Now I am certainly not saying that there is no such thing as right and wrong. Jesus was very clear that some things were very definitely wrong, against God’s way. He spoke out against hypocrisy, lack of love, systems that oppressed people and so on. He was challenging his listeners to see how their own attitudes might become part of what was wrong rather than what was good. Jesus was always asking his followers to do things that seems to go against what they had previously thought was right and proper. He didn't mind associating with those who were so often disregarded or thought unclean: a bleeding woman, a demon possessed young man, a leper, tax collectors and so many more.
He was setting people free, and not just those he helped directly. He was showing people that the rules are not what was important, nor the hard facts of tradition. Security was not the currency he dealt in. He was showing what faith is about. Faith is different from certainty. I read recently the phrase “silence is the language of God”. “Silence is the language of God”. We maybe have to rest with that for a while for its sense to become clear.
I think back to times when I was away when I encountered so many different lifestyles and ways of being, when I had to quieten my mind from making judgements, and put aside my own perceptions of what I thought should happen or not.

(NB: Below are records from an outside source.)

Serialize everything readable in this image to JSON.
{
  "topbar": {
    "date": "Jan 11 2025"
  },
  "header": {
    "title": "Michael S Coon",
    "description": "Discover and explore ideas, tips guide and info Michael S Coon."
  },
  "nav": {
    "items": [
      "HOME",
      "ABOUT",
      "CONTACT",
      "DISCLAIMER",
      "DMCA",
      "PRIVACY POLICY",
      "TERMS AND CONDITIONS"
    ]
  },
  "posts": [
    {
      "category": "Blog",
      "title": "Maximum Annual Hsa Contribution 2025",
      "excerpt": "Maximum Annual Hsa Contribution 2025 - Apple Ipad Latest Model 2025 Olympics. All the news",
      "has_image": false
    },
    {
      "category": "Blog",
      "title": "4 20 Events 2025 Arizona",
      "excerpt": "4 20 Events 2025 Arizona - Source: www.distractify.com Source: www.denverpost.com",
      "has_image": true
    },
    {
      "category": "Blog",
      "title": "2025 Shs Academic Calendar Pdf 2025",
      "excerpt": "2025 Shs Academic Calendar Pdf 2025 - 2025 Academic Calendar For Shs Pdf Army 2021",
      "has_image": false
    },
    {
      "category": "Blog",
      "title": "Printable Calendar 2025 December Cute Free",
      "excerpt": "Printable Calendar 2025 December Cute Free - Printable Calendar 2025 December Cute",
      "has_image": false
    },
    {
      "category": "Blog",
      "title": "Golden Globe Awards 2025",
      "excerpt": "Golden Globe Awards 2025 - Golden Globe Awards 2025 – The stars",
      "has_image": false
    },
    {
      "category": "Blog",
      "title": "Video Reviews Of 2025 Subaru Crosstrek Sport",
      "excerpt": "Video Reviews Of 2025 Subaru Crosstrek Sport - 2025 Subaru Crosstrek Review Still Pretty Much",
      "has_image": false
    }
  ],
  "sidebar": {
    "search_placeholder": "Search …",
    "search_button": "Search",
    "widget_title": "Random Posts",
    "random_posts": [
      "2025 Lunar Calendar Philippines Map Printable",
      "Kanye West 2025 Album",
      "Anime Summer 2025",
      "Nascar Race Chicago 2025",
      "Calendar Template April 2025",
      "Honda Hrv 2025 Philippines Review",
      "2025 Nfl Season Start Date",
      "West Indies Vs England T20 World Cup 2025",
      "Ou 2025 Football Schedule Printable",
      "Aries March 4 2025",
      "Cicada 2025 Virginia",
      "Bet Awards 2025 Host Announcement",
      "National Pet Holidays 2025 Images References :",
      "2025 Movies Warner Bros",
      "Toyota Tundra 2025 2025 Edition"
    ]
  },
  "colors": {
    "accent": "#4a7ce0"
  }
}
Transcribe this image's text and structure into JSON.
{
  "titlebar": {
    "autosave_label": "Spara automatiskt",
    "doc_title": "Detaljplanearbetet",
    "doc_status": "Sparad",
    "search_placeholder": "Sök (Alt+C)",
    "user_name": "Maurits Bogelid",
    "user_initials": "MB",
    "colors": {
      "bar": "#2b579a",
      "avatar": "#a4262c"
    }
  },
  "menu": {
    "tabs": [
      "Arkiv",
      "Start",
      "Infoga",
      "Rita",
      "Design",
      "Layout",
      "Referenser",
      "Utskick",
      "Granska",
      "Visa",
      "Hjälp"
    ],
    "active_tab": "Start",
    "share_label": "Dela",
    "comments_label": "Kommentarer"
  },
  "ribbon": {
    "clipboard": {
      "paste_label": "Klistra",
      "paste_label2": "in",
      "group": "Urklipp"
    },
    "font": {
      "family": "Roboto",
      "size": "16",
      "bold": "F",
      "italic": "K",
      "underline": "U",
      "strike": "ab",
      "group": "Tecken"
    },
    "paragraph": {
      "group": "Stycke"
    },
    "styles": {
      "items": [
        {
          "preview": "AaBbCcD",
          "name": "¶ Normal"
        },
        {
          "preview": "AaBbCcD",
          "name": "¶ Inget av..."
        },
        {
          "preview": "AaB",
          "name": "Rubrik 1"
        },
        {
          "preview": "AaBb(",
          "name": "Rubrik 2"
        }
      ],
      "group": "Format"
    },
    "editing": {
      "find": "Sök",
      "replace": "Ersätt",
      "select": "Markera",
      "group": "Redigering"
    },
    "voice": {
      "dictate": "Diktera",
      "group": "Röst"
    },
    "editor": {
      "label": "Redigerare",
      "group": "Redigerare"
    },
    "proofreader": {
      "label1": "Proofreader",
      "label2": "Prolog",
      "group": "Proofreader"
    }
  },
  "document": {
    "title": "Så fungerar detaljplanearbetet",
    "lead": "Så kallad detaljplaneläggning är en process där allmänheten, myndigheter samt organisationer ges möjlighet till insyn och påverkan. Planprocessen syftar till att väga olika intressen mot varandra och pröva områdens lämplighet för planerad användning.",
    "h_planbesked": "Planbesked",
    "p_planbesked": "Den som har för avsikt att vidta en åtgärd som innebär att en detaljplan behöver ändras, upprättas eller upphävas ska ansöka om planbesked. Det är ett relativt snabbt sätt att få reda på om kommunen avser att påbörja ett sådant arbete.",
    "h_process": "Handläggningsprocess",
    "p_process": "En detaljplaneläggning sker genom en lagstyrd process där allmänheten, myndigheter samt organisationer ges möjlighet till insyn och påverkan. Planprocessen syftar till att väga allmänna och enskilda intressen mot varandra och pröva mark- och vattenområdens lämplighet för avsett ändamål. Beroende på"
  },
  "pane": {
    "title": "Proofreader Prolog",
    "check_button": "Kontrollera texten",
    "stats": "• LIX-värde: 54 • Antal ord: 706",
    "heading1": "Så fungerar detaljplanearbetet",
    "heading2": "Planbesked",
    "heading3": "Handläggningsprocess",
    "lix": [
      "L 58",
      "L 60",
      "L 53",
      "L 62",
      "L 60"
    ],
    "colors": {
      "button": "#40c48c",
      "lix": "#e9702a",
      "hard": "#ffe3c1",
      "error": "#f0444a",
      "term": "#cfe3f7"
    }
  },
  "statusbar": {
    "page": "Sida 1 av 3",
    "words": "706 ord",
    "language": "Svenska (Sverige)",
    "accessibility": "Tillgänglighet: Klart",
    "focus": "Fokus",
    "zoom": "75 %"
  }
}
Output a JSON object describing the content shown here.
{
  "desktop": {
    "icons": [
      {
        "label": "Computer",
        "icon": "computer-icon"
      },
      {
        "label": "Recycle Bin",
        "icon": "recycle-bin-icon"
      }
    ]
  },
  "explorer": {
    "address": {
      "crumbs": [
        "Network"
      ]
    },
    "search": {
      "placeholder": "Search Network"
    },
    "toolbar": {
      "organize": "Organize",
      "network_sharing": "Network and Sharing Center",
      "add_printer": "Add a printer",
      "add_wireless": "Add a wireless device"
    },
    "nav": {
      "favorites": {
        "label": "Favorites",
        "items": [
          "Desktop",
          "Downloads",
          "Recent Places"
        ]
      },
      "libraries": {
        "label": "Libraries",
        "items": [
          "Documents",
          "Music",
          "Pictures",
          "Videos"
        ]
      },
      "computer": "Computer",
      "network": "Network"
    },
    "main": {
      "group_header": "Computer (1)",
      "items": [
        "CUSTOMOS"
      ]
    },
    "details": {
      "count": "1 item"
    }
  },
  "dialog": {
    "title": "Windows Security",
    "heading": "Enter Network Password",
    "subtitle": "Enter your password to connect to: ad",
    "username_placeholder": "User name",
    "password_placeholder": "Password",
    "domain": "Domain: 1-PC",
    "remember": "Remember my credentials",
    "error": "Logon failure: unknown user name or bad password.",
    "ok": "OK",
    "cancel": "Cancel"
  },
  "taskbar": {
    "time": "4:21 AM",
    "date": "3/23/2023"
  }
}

It was only when I could begin to do that that I realised how really unimportant these matters were in the bigger scheme of things.
But we are given a real challenge to our ways of thinking in the concluding part of today’s reading when Jesus suggests that people shouldn't be inviting just their friends, relatives and rich neighbours to their banquets in a never ending cycle of invitation and response. He made the preposterous suggestion that they should invite the poor, the crippled, the lame and the blind, people with absolutely no honour who could never repay the invitation. He must have known such a thing would never happen. But he is offering an understanding of who is welcome in God’s company; of what the community of free people should look like.
And we too are left wondering what this means for us. It isn't comfortable, this challenge to set aside our own ideas of who is honourable, respectable, even suitable. We are challenged to pause and try to see ourselves and everyone as equally people of God whatever our background, status or lack of it.
After my travels, it is good to be here, in this place, in this community of faith as we all seek to learn more of what Christ means for us in our lives, for the sake of the world we all share, within the church and outside it. It was Dr Martin Luther King Jnr who said “Our goal is to create a beloved community and this will require a qualitative change in our souls, as well as a quantitative change in our lives”. I think that is what Luke has been telling us about today as he points us to Jesus and how he demonstrated the way of God.